State legislators had until June 4 to pass their bills out of the house in which they originated, and legislators representing the Santa Clarita Valley are reporting multiple bills on the move.
Sens. Scott Wilk, R-Santa Clarita, and Henry Stern, D-Calabasas, received the approval of their Senate colleagues to send several of their bills to the state Assembly.
Wilk continues to focus on helping California recover from the COVID-19 pandemic, he said in a prepared statement.
Among the seven pieces of legislation Wilk moved to the Assembly were bills addressing student learning loss, reforming the Employment Development Department, supporting foster youth and combatting the CEMEX mine project.
Wilk also sent two resolutions to the lower house, including one urging the U.S. Congress to address federal retirement benefits for people turning 60 during the pandemic.
“I am glad to see these measures move to the Assembly, but will continue to work across the aisle on these measures and any others that will get our small business community the support it needs to recover and reopen safely,” Wilk, the Senate’s Republican leader, said in a prepared statement.
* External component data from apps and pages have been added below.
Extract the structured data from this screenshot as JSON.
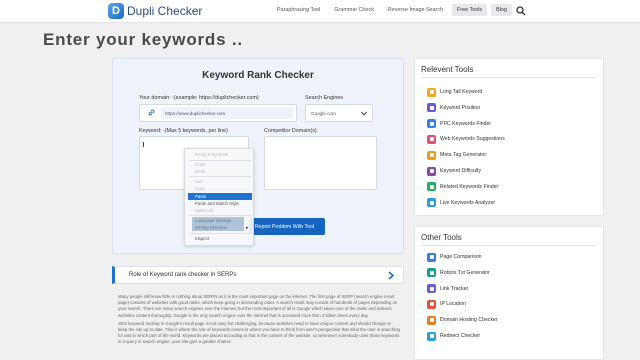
{
  "header": {
    "logo_mark": "D",
    "logo_text": "Dupli Checker",
    "nav": [
      {
        "label": "Paraphrasing Tool",
        "boxed": false
      },
      {
        "label": "Grammar Check",
        "boxed": false
      },
      {
        "label": "Reverse Image Search",
        "boxed": false
      },
      {
        "label": "Free Tools",
        "boxed": true
      },
      {
        "label": "Blog",
        "boxed": true
      }
    ]
  },
  "page_title": "Enter your keywords ..",
  "tool": {
    "title": "Keyword Rank Checker",
    "domain_label": "Your domain: -(example: https://duplichecker.com)",
    "domain_value": "https://www.duplichecker.com",
    "engine_label": "Search Engines",
    "engine_value": "Google.com",
    "keyword_label": "Keyword: -(Max 5 keywords, per line)",
    "competitor_label": "Competitor Domain(s)",
    "report_button": "Report Problem With Tool"
  },
  "context_menu": {
    "items": [
      {
        "label": "Emoji & Symbols",
        "state": "dim"
      },
      {
        "label": "Undo",
        "state": "dim"
      },
      {
        "label": "Redo",
        "state": "dim"
      },
      {
        "label": "Cut",
        "state": "dim"
      },
      {
        "label": "Copy",
        "state": "dim"
      },
      {
        "label": "Paste",
        "state": "highlight"
      },
      {
        "label": "Paste and Match Style",
        "state": "normal"
      },
      {
        "label": "Select All",
        "state": "dim"
      },
      {
        "label": "Language Settings",
        "state": "normal"
      },
      {
        "label": "Writing Direction",
        "state": "normal"
      },
      {
        "label": "Inspect",
        "state": "normal"
      }
    ]
  },
  "accordion": {
    "title": "Role of Keyword rank checker in SERPs"
  },
  "body": {
    "paragraphs": [
      "Many people still know little or nothing about SERPs as it is the most important page on the internet. The first page of SERP (search engine result page) consists of websites with good ranks, which keep going in descending order. A search result may consist of hundreds of pages depending on your search. There are many search engines over the internet, but the most important of all is Google which takes care of the ranks and indexes websites content thoroughly. Google is the only search engine over the internet that is accessed more than 3 billion times every day.",
      "SEO keyword ranking in Google's result page is not easy but challenging, because websites need to have unique content and should change or keep the site up to date. This is where the role of keywords comes in where you have to think from user's perspective that what the user is searching for and in which part of the world. Keywords are placed according to that in the content of the website, so whenever somebody uses those keywords in a query in search engine, your site gets a greater chance"
    ]
  },
  "sidebar": {
    "relevent_title": "Relevent Tools",
    "relevent_tools": [
      {
        "label": "Long Tail Keyword",
        "icon": "long-tail-keyword-icon",
        "color": "#f5a623"
      },
      {
        "label": "Keyword Position",
        "icon": "keyword-position-icon",
        "color": "#6b5bd6"
      },
      {
        "label": "PPC Keywords Finder",
        "icon": "ppc-keywords-icon",
        "color": "#2f80ed"
      },
      {
        "label": "Web Keywords Suggestions",
        "icon": "web-keywords-icon",
        "color": "#e94e77"
      },
      {
        "label": "Meta Tag Generator",
        "icon": "meta-tag-icon",
        "color": "#f39c12"
      },
      {
        "label": "Keyword Difficulty",
        "icon": "keyword-difficulty-icon",
        "color": "#8e44ad"
      },
      {
        "label": "Related Keywords Finder",
        "icon": "related-keywords-icon",
        "color": "#27ae60"
      },
      {
        "label": "Live Keywords Analyzer",
        "icon": "live-keywords-icon",
        "color": "#2d9cdb"
      }
    ],
    "other_title": "Other Tools",
    "other_tools": [
      {
        "label": "Page Comparison",
        "icon": "page-comparison-icon",
        "color": "#2f80ed"
      },
      {
        "label": "Robots Txt Generator",
        "icon": "robots-txt-icon",
        "color": "#16a085"
      },
      {
        "label": "Link Tracker",
        "icon": "link-tracker-icon",
        "color": "#6b5bd6"
      },
      {
        "label": "IP Location",
        "icon": "ip-location-icon",
        "color": "#e74c3c"
      },
      {
        "label": "Domain Hosting Checker",
        "icon": "domain-hosting-icon",
        "color": "#e67e22"
      },
      {
        "label": "Redirect Checker",
        "icon": "redirect-checker-icon",
        "color": "#2d9cdb"
      }
    ]
  }
}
Stern advanced to the Assembly 12 bills on issues ranging from transparency to fire safety.
He said the “toxicity” of the last year “is starting to abate,” allowing him and his fellow senators to return to “a lot of unfinished business from last year.”
“That’s the big-ticket process here,” Stern said. “There’s now space to do real work. There’s now space to work with legislators and (it) doesn’t matter what side of the aisle.”
Stern said Wilk helped him get Senate Bill 533, requiring the state’s public utilities to be more proactive about public safety power shutoffs, off the Senate floor.
“We’re trying to hold both (Southern California) Edison and the California Public Utilities Commission accountable and make the process itself more transparent to the community,” said Stern, who also pushed forward legislation addressing genocide and Holocaust education, wildfire prevention and several other issues.
Assemblywoman Suzette Valladares, R-Santa Clarita, moved five bills to the Senate. One bill would align state election law with federal laws related to campaign contributions from foreign entities.
“My foreign election interference bill will enforce the ban on campaign donations from foreign governments,” she said in a prepared statement.
Valladares also obtained Assembly approval of bills providing domestic violence reporting material in four additional languages, supporting the safe reopening of theme parks, exempting local forest management practices from environmental laws, and funding universal preschool in California.
“This bill is an essential step in improving California’s early childhood education and bettering child readiness for K-12,” she said of her universal preschool bill. “I’ve been advocating for universal preschool for over a decade. To accomplish this in my first term is deeply personal.”
Assemblyman Tom Lackey, R-Palmdale, also pushed through five bills to the Senate.
“In the environment that exists at the Capitol, it’s a true accomplishment to get through the committee process and the floor process successfully,” Lackey told The Signal.
Among those bills that experienced success in the Assembly was Assembly Bill 1305. The bill would exempt researchers from adhering to state marijuana cultivation laws, allowing them to conduct DEA-approved research using California-grown marijuana.
The Assembly and Senate will consider Monday Lackey’s $4 million budget proposal creating a grant program to help law enforcement agencies address their backlogs of sexual assault forensic evidence, also known as rape kits.
Lackey also advanced bills requiring that mental health records follow an incarcerated person being transferred in state and county institutions, identifying apprenticeship opportunities for homeless and foster youth, allowing probation officers to return to using non-roster firearms, and prohibiting judges from offering misdemeanor diversions for DUIs.
Legislators have until September to steward their bills out of the Legislature. Gov. Gavin Newsom’s deadline to sign or veto bills that successfully land on his desk is Oct. 10.